Well, friends, we made it. God faithfully brought us through another liturgical year. As we mark Christ the King Sunday and prepare ourselves for Advent, let us reflect on just what sort of king Jesus the Messiah is.
The first point to note about Jesus is that he is a returning king. This week’s lectionary readings from Matthew continue a theme of Jesus preparing his followers for his eventual return, even before his death, resurrection and ascension. The Human One, as Jesus constantly referred to himself, still has work to do on earth. So while we live in the Spirit’s presence and guidance, we look forward to the return of our king, Jesus of Nazareth.
But when Jesus comes back, what will he do? Here in the Gospel of Matthew, Jesus tells a series of parables about how he will judge who is welcomed and who is excluded from the kingdom. These passages can be difficult and uncomfortable for some readers, but I think it’s necessary to sit with our discomfort as we think about the Jesus who judges the world. After all, we confess in the Apostles’ Creed that Jesus “will come to judge the living and the dead.” In Matthew 25, Jesus uses two images of judgment.
The first image is of a shepherd separating the different species of a combined flock. This image is borrowed from Ezekiel 34, especially verse 17. In discussing judging between sheep and goats, and even between sheep, God asks through the prophet Ezekiel:
Is it not enough for you to feed on the good pasture, but you must tread down with your feet the rest of your pasture?

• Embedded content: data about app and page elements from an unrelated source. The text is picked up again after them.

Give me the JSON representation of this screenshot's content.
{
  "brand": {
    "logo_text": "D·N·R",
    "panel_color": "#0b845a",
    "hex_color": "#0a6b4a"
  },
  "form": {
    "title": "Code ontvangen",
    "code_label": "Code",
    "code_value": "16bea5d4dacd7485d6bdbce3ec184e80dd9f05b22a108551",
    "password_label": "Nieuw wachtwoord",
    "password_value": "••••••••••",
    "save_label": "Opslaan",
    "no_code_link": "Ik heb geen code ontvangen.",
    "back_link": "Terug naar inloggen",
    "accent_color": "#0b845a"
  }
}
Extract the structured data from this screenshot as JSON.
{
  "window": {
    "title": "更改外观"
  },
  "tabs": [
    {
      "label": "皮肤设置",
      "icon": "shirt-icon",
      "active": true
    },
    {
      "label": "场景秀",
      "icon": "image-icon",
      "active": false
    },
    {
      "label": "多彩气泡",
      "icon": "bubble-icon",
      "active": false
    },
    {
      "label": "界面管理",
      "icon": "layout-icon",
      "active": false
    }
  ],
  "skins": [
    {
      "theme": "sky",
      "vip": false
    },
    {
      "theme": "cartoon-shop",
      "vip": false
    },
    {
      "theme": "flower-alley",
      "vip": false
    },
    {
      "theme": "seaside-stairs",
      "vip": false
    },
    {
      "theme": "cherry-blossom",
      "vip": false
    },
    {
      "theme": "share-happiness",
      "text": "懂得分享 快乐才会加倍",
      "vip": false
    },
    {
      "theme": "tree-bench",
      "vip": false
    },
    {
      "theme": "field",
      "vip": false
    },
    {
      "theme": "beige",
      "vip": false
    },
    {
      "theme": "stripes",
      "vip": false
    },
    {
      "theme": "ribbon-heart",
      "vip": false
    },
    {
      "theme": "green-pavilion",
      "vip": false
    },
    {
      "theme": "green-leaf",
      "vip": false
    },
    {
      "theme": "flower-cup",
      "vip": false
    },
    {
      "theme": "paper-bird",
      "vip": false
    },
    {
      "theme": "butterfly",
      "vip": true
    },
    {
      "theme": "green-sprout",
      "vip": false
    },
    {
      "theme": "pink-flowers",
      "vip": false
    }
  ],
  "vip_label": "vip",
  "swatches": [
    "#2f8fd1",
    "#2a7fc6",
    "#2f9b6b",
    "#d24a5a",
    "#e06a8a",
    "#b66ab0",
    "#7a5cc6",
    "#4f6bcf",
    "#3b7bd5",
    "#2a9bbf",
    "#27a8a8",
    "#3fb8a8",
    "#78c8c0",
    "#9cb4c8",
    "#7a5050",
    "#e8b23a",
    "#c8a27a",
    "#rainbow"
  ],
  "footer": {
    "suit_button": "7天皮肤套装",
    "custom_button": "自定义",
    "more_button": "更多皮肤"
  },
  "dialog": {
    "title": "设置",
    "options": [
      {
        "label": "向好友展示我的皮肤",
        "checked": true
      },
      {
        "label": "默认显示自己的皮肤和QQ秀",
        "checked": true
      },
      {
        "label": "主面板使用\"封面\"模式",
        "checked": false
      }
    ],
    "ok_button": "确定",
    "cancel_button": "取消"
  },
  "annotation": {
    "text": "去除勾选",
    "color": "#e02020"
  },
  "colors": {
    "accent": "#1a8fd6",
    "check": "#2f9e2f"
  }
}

When you drink of clear water, must you foul the rest with your feet? And must my sheep eat what you have trodden with your feet, and drink what you have fouled with your feet? Therefore, thus says the Lord God to them: I myself will judge between the fat sheep and the lean sheep. Because you pushed with flank and shoulder, and butted at all the weak animals with your horns until you scattered them far and wide (Ezekiel 34:18-21).
Jesus uses this image of the shepherd judging the flock based on how the animals treat each other to make an important point: He will judge people based on how they treat others. Do we share God’s provision, do we forcibly prevent others from sharing what we have, or do we even ruin God’s provision through our uncaring self-focus? Jesus’ words here should help us think clearly about the importance of not only of sharing our personal resources, but also of practicing care for all of God’s creation.
“For I was hungry and you gave me food, I was thirsty and you gave me something to drink, I was a stranger and you welcomed me, I was naked and you gave me clothing, I was sick and you took care of me, I was in prison and you visited me” (Matthew 25: 35-37).
Then Jesus abruptly shifts from using the image of a shepherd and flocks to that of a king addressing his human subjects. We know this passage, right? Jesus welcomes into the kingdom those who fed the hungry, gave drink to the thirsty, welcomed to the foreigner, clothed the naked and gave the gift of presence to the sick and imprisoned. Then he dismisses those who didn’t do those things. Those who loved their neighbor loved the King, and those who did not love their neighbor, failed to love their King.
It’s helpful to realize that Jesus, in identifying himself with those in need, might have been riffing on a popular story about King Solomon wandering in disguise (YT. Sanhedrin 2:6, Testament of Solomon). The legend goes that Solomon was suddenly, mystically transported a long distance from his throne and stripped of all his finery. While he wandered the earth in poverty, seeking to return to Jerusalem and his throne, he was taken for a beggar and lunatic who raved about being the true king. No one believed him. Some mocked and ridiculed him, but others fed, clothed and treated him with kindness simply because he was a human in need. When Solomon finally returned to his throne, he gathered the people who treated him well and rewarded them, while he punished those who made his difficult journey even more difficult.
No doubt, Jesus identified with a displaced Solomon in the story. The great king stepped away from his glorious throne. He could proclaim who he truly was, but it’s difficult to recognize the lord when dressed as a servant (Philippians 2:7). The moral of the story of the wandering and disguised king is that we should always be loving to our neighbors. The point of the brief sheep and goats image is the same—we must take care of our neighbors. Friends, Jesus will return someday as the great king to judge us. And his criteria are clear: Did we love our neighbors?